_TASK PROMPT_
The lines needed are those below that contain the word "glyph"; copy each one.

Segment Open

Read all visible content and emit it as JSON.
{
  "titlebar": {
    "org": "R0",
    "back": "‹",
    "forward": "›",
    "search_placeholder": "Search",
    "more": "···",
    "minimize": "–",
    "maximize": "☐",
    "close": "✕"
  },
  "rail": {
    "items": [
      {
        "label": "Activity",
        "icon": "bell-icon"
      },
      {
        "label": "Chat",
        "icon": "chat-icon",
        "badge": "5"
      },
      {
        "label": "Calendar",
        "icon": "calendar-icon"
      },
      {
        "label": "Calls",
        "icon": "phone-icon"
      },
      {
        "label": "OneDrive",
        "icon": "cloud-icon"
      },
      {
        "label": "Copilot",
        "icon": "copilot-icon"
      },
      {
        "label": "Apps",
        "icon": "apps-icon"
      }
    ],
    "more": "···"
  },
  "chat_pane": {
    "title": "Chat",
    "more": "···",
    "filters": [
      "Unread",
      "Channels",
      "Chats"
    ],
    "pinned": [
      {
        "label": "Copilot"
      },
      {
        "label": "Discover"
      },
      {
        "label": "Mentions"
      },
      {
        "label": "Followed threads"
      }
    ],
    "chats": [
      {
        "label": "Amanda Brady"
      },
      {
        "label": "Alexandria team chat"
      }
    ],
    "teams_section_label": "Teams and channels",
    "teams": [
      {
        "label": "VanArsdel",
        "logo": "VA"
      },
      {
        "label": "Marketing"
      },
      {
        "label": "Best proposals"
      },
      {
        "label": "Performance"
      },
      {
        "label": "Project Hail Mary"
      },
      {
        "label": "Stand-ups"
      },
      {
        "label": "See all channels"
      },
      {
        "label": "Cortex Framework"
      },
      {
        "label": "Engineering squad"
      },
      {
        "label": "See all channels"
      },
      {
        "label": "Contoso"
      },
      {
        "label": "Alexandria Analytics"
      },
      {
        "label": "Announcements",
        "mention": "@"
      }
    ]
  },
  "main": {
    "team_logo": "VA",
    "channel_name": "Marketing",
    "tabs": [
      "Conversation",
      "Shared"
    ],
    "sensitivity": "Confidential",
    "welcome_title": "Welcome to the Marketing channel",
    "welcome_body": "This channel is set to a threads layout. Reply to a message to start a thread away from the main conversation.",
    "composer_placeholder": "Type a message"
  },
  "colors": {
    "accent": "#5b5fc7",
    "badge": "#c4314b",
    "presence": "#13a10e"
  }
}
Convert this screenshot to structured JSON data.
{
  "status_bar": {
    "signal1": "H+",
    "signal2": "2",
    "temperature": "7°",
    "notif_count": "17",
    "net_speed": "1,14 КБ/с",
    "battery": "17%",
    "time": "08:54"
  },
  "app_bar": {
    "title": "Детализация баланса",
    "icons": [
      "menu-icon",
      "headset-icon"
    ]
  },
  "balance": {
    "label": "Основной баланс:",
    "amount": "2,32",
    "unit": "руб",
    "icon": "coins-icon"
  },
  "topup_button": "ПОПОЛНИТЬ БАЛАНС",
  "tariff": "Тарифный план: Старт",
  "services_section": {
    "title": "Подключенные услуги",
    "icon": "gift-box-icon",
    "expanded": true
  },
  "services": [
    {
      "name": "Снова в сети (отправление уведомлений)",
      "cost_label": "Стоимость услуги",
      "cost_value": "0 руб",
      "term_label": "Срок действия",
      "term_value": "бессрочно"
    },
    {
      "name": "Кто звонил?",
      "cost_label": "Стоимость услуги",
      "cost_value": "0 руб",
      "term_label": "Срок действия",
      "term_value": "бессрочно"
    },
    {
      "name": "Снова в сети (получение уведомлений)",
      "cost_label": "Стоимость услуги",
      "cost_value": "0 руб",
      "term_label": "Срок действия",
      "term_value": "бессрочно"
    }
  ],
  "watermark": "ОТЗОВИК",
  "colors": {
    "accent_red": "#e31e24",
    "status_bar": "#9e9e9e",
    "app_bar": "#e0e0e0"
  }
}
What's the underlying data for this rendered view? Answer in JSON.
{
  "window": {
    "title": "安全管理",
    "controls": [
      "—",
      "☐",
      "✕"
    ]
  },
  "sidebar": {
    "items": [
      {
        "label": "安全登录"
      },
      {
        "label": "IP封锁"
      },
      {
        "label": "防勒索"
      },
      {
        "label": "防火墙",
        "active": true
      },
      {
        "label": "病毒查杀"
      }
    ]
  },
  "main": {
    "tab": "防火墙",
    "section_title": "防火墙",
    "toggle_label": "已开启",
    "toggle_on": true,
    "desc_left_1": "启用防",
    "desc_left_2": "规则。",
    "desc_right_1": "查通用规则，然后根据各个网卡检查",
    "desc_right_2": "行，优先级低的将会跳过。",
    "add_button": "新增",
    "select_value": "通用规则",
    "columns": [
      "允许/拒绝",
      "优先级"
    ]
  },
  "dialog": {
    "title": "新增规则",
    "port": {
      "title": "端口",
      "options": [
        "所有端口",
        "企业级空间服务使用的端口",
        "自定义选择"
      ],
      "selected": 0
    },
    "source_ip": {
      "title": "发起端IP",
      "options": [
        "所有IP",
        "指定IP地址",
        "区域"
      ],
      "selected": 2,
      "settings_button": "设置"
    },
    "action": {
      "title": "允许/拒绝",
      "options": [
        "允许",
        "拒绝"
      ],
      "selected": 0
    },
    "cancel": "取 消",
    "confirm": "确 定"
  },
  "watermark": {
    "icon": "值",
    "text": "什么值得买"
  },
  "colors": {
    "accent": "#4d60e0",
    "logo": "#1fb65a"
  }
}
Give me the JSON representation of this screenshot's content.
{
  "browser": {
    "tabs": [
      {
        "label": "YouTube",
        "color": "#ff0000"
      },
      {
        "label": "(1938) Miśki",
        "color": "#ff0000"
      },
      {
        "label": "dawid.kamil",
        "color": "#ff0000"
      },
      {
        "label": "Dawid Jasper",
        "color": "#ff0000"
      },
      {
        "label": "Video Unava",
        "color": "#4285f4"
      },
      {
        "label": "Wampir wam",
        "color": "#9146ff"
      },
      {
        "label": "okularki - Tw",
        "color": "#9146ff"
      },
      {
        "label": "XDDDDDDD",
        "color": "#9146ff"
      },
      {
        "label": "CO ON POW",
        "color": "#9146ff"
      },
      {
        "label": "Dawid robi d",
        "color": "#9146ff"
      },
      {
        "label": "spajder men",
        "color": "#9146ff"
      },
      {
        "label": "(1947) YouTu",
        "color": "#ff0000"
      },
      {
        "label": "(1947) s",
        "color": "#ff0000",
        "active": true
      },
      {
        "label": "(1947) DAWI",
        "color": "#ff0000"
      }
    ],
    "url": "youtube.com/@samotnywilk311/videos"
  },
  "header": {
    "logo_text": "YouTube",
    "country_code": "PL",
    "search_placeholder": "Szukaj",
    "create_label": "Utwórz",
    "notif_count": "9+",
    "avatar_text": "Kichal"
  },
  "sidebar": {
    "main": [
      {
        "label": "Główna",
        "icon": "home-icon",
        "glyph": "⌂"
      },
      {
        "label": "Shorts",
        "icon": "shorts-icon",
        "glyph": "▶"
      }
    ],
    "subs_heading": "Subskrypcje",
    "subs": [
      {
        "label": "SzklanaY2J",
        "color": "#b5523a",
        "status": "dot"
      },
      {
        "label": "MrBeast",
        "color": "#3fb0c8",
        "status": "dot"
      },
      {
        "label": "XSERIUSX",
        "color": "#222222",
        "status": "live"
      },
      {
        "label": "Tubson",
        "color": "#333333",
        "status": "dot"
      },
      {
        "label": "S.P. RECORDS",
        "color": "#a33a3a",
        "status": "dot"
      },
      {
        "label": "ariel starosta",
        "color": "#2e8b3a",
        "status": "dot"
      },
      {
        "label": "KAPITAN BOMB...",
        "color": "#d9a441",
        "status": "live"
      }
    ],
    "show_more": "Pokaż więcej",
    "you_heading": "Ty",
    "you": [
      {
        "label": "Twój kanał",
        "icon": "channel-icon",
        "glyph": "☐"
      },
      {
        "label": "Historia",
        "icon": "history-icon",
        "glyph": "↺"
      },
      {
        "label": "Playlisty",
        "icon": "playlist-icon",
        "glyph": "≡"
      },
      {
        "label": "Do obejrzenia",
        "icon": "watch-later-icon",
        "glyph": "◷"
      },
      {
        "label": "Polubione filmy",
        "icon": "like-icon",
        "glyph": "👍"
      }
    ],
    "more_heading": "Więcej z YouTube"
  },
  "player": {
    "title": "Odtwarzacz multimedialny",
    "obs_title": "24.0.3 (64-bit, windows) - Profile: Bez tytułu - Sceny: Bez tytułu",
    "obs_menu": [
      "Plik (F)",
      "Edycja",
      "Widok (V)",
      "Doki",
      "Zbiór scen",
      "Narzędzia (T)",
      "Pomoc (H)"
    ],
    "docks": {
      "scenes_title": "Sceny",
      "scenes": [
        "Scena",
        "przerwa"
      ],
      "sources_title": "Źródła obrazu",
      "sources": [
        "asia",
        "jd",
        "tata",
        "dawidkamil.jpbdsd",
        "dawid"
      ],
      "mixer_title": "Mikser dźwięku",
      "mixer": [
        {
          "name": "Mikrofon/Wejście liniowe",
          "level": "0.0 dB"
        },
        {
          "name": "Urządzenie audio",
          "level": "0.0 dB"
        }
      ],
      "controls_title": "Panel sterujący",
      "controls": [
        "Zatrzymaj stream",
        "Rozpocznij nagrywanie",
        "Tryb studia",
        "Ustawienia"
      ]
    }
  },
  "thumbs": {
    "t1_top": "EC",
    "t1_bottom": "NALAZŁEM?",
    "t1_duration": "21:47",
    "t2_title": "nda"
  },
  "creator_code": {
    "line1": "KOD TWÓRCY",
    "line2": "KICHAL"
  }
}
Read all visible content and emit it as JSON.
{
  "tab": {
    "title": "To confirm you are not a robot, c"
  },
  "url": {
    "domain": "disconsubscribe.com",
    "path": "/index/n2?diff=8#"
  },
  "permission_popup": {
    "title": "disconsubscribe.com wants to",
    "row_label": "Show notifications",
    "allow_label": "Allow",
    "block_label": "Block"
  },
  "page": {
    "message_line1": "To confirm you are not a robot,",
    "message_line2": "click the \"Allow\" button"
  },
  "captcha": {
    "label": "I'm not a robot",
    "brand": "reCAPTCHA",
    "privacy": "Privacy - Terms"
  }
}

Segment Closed

_THE COMPLETED TASK_
        "glyph": "⌂"
        "glyph": "▶"
        "glyph": "☐"
        "glyph": "↺"
        "glyph": "≡"
        "glyph": "◷"
        "glyph": "👍"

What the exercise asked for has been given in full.